— CBS News (@CBSNews) August 28, 2017
On Monday morning, the continuing saga of Tropical Storm Harvey grew worse for Houston after meteorologists said the city would be inundated with up to 50 inches of rain in some areas. FEMA head Brock Long, who already said that his agency is prepared to toil for years of recovery, made the rounds and spoke with CBS News. He called this a “landmark” weather event (and expects over 450,000 people to seek FEMA aid) but emphasizes that this is still a “life-safety, life-sustaining mission” with emphasis on search, rescue, and stabilization, so recovery isn’t even on the board yet. With that in mind, the Army Corps of Engineers had no choice but to begin releasing waters from two Houston dams (Addicks and Barker) into the Buffalo Bayou.
ABC News reports that the unprecedented process (“the first time engineers have done this for flood control”) began at around 2am in order to ward off more “uncontrollable” flooding of the Houston-metro area. However, this move could come at the expense of flooding “thousands” more Houston homes, but Galveston District Commander Col. Lars Zetterstrom said there was no other available option, for the reservoirs have been rising at the rate of one foot per hour:
“If we don’t begin releasing now, the volume of uncontrolled water around the dams will be higher and have a greater impact on the surrounding communities …. [but] It’s going to be better to release the water through the gates directly into Buffalo Bayou as opposed to letting it go around the end and through additional neighborhoods and ultimately into the bayou.”
The dams, both constructed in the 1940s, have been taxed (along with all of Houston’s infrastructure) by this extraordinary event more than by any previous Atlantic cyclone-related event. In addition, Houston added several additional upstream neighborhoods since the dams’ planning phases, which throws another wild card in the mix.
Immediately, roads closed as a result of the releases, which shall be timed for the least amount of impact possible. Rain from the tropical storm is expected to continue in Houston for days, and nearby communities like Dickinson have been hit just as hard with one viral photo that will likely become what people remember from this storm for decades to come.
President Trump, who received briefs on storm coverage from Camp David this weekend, plans to tour southeast Texas flood damage on Tuesday.

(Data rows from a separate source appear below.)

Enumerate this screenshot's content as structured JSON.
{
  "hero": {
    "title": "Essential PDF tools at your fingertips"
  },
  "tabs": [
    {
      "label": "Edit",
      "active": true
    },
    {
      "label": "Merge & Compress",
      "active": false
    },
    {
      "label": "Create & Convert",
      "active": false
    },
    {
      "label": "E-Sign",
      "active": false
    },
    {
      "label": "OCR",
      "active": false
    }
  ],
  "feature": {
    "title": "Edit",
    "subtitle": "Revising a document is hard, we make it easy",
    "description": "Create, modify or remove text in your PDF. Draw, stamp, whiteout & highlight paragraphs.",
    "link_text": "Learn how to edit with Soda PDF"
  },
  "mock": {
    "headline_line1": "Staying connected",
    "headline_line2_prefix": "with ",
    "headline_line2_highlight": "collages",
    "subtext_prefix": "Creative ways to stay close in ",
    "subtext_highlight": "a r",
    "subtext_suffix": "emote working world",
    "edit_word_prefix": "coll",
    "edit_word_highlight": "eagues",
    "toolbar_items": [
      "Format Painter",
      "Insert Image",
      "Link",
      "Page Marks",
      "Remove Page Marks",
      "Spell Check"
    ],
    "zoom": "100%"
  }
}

He’s tweeted several times about Harvey, but one particular tweet has struck some as a little … enthused: “HISTORIC rainfall in Houston, and all over Texas. Floods are unprecedented, and more rain coming. Spirit of the people is incredible.Thanks!”

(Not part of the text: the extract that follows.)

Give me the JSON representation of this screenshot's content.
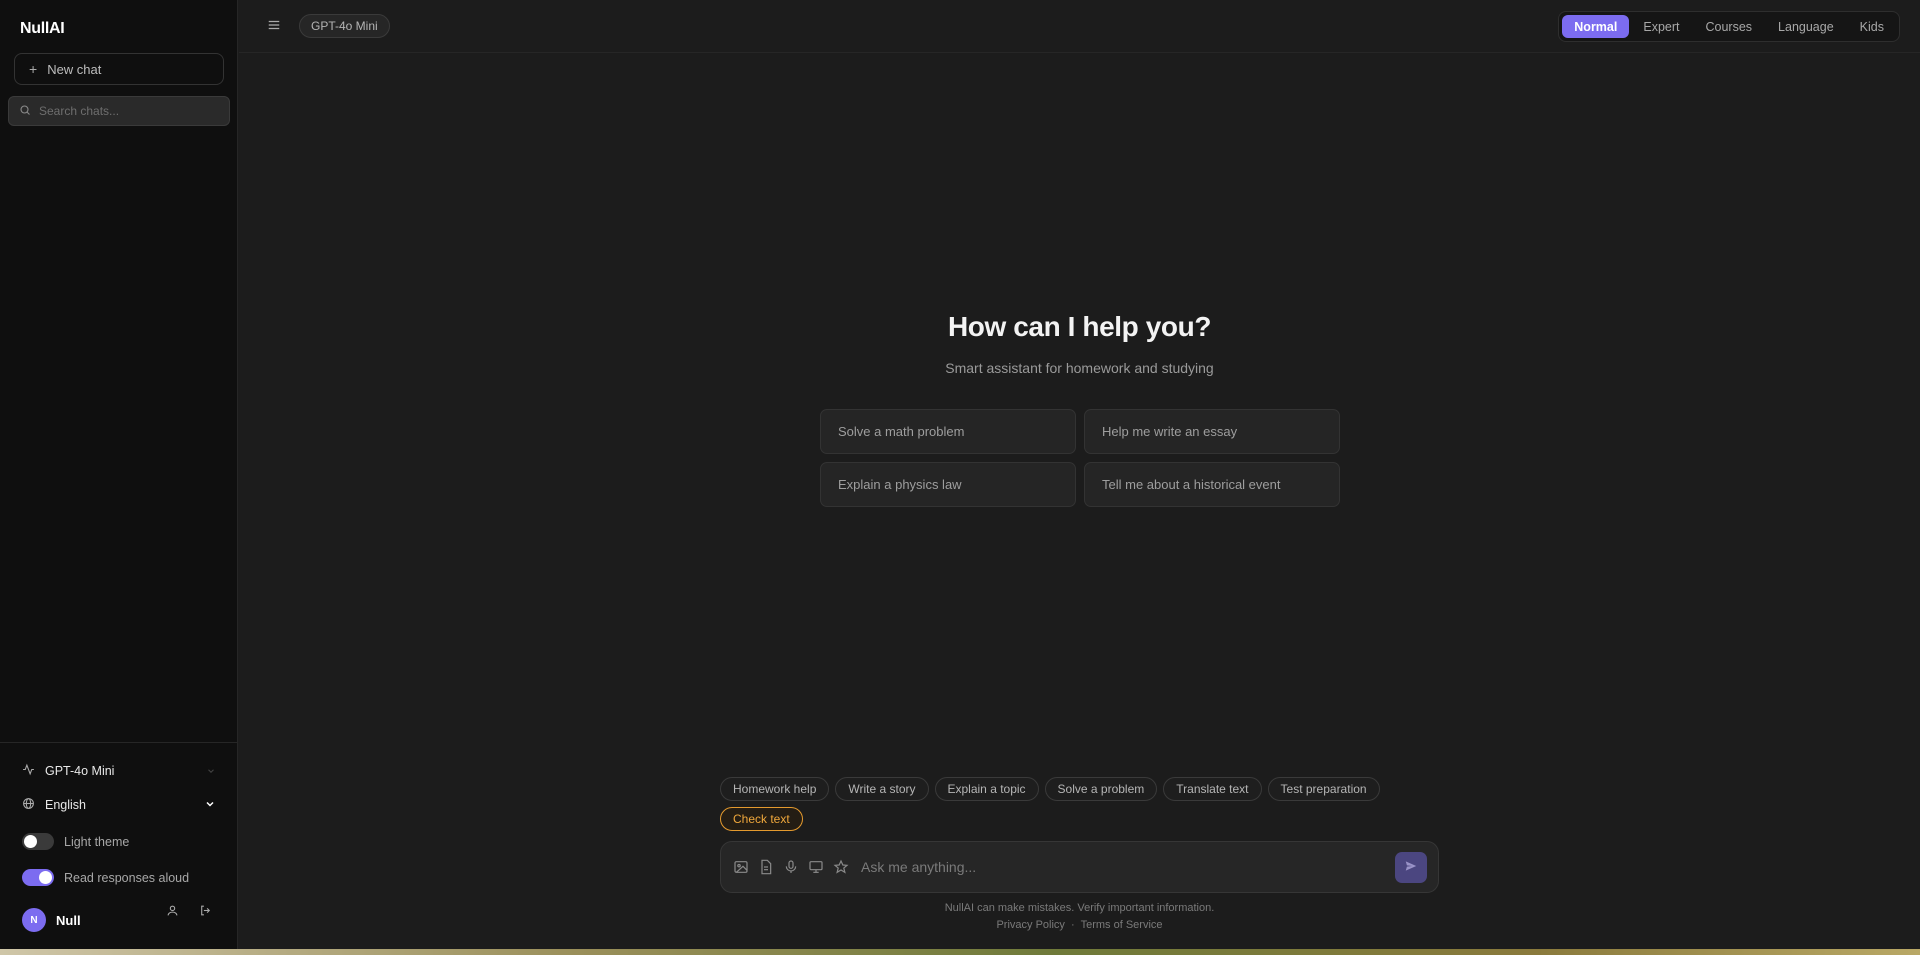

UPDATE #1 – 12:40pm EST: Texas Governor Greg Abbott has activated all 12,000 members of the state’s National Guard to assist in search and rescue operations. That’s up from 4,000 members activated over the past few days.